Patientsí rights must be primary
The decision by the health authorities to control the
prices of medicinal drugs from the beginning of next year is a
highly principled one in consideration of the primacy that must
be attached to the well being of the people by the state.
Pharmaceutical drugs importers and manufactures may have some
points worth pondering on in connection with this issue but the
government cannot veer from the view that the public interest
must be uppermost on its mind.
Healthcare is a principal right of the people. Today, a
robust public discourse on the rights of patients is on and this
is based on the indisputable premise that the state in countries
such as ours, should consider the perpetuation of the physical
and mental health of the people as a fundamental duty. Since a
great many medicinal drugs are beyond the people's
affordability, the government, in a welfare-oriented state, is
obliged to step in and control, at least to a degree, the prices
of essential drugs.
At the heart of the state and public's concern over the
prices of medicines is an ideological underpinning. Healthcare
in countries such as ours has always been considered as almost a
fundamental right of the people. This is the reason why it has
been provided free by the state from the time of Independence.
Thanks to the state-maintained healthcare system, the primary
health needs of the people have been looked after a great deal

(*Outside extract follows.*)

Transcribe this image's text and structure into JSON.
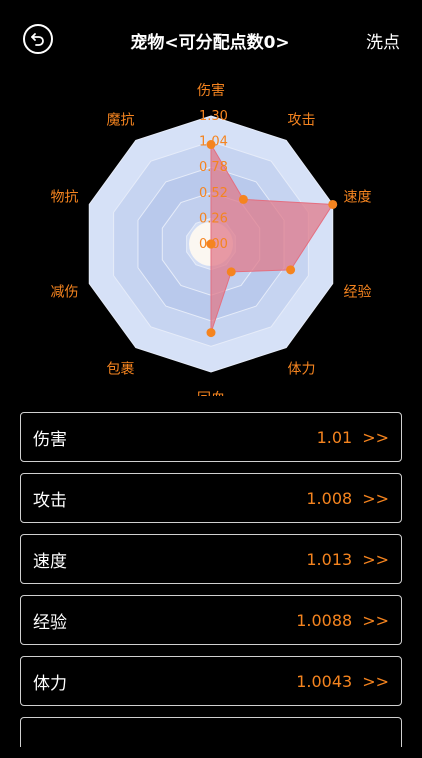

and this has contributed towards the progressive development of
our human resources.
If Sri Lanka is ranking high internationally from the point

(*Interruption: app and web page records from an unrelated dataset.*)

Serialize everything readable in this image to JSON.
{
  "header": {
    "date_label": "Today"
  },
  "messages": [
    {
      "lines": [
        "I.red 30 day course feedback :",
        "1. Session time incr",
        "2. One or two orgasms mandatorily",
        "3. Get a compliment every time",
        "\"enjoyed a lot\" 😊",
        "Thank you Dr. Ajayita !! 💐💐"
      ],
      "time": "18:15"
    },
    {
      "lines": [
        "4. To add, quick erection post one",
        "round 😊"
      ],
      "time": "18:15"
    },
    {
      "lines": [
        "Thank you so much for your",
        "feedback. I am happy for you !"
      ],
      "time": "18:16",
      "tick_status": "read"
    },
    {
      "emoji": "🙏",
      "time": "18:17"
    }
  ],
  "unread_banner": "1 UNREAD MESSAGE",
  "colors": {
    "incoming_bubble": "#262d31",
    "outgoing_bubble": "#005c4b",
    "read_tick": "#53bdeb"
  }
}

of view of the quality of life of the people, it is primarily
because sectors, such as, the public healthcare system, have

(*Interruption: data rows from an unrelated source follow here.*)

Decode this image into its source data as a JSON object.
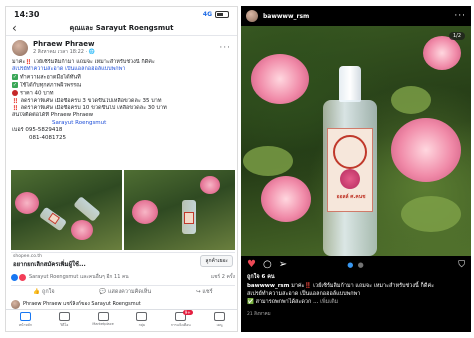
{
  "facebook": {
    "status_bar": {
      "time": "14:30",
      "signal": "4G"
    },
    "nav": {
      "back": "‹",
      "title": "คุณและ Sarayut Roengsmut"
    },
    "post": {
      "author": "Phraew Phraew",
      "date": "2 สิงหาคม เวลา 18:22 · 🌐",
      "more": "···",
      "lines": [
        "มาค่ะ‼️ เวย์เซิร์มลิมก้ามา แถมจะ เหมาะสำหรับช่วงนี้ ก็ดีค่ะ",
        "สเปรย์ทำความสะอาด เป็นแอลกอฮอล์แบบพกพา",
        "ทำความสะอาดมือได้ทันที",
        "ใช้ได้กับทุกสภาพผิวพรรณ",
        "ราคา 40 บาท",
        "‼️ ลดราคาพิเศษ เมื่อซื้อครบ 3 ขวดขึ้นไปเหลือขวดละ 35 บาท",
        "‼️ ลดราคาพิเศษ เมื่อซื้อครบ 10 ขวดขึ้นไป เหลือขวดละ 30 บาท",
        "สนใจติดต่อได้ที่ Phraew Phraew",
        "Sarayut Roengsmut",
        "เบอร์ 095-5829418",
        "081-4081725"
      ],
      "photo_caption": {
        "source": "shopee.co.th",
        "title": "อยากยกเลิกสมัครเพิ่มผู้ใช้...",
        "button": "ลูกค้าเยอะ"
      },
      "reactions": {
        "text": "Sarayut Roengsmut และคนอื่นๆ อีก 11 คน",
        "shares": "แชร์ 2 ครั้ง"
      },
      "actions": [
        "ถูกใจ",
        "แสดงความคิดเห็น",
        "แชร์"
      ],
      "next_post": "Phraew Phraew แชร์ลิงก์ของ Sarayut Roengsmut"
    },
    "tab_bar": [
      {
        "label": "หน้าหลัก",
        "icon": "home-icon",
        "badge": ""
      },
      {
        "label": "วิดีโอ",
        "icon": "video-icon",
        "badge": ""
      },
      {
        "label": "Marketplace",
        "icon": "marketplace-icon",
        "badge": ""
      },
      {
        "label": "กลุ่ม",
        "icon": "groups-icon",
        "badge": ""
      },
      {
        "label": "การแจ้งเตือน",
        "icon": "bell-icon",
        "badge": "9+"
      },
      {
        "label": "เมนู",
        "icon": "menu-icon",
        "badge": ""
      }
    ]
  },
  "instagram": {
    "username": "bawwww_rsm",
    "more": "···",
    "counter": "1/2",
    "product_label": "ออลล์ ศ.คนช",
    "likes": "ถูกใจ 6 คน",
    "caption": {
      "username": "bawwww_rsm",
      "text": "มาค่ะ‼️ เวย์เซิร์มลิมก้ามา แถมจะ เหมาะสำหรับช่วงนี้ ก็ดีค่ะ",
      "line2": "สเปรย์ทำความสะอาด เป็นแอลกอฮอล์แบบพกพา",
      "line3": "✅ สามารถพกพาได้สะดวก ...",
      "more": "เพิ่มเติม"
    },
    "time": "21 สิงหาคม",
    "colors": {
      "heart": "#ed4956",
      "dot_active": "#3897f0",
      "background": "#000000"
    }
  }
}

been generally operating without a hitch. However, although the
public healthcare system has been in operation in its essentials
over the decades, the current emergence of movements to protect
the rights of patients indicates that despite such
state-initiated healthcare measures, not all sections of the
public have been in a position to secure the required assistance
and medical wherewithal that ensure wholesomeness.
Apparently, the public healthcare system has not always been
in a position to secure for the people, purse easy medicinal
drugs and other requirements although the poorest of the poor
have always been cared for by the state. It is with a view to
catering more fully to the essential health needs of the people
that price control of medicines is being envisioned by the
Market forces cannot be expected to deliver the most
essential medicinal drugs at affordable prices to the totality
of the public and this is why the state has been compelled to
actively consider adopting as a model the Prof. Senaka Bibile
proposals relating to the healthcare needs of the people.
There are no trouble-free ways of launching progressive
measures of this kind. Reaction to the intended scheme is sure
to be there and the government would need to carefully look at
all the pros and cons of this initiative, together with
considering the opinions of medicinal drugs importers and
manufacturers, before forging ahead with their proposals for
making healthcare affordable.
However, there is no denying that intervention by the state
is necessary to protect the interests of the public and price
control should not be frowned upon and misconstrued as a
retrogressive move by those other stakeholders in the healthcare
scene. For the majority of the people, state-assisted healthcare
is a must and the government is obliged to accord to the public
well being primary importance.
The hands of the state must be strengthened by the
well-meaning in its efforts to fend for the people. These are
matters the Opposition too must deeply ponder. Raucous protests
on highways are not likely to be of much avail. Past UNP-led
governments did much to undermine the welfare state system and
the Opposition should pause to consider their contribution
towards weakening the support systems of the people. Rather than
mindlessly protest in the manner of rebels without a cause, they
need to consider how best they could contribute towards the
current discourse on protecting and enhancing the public's
health and other needs.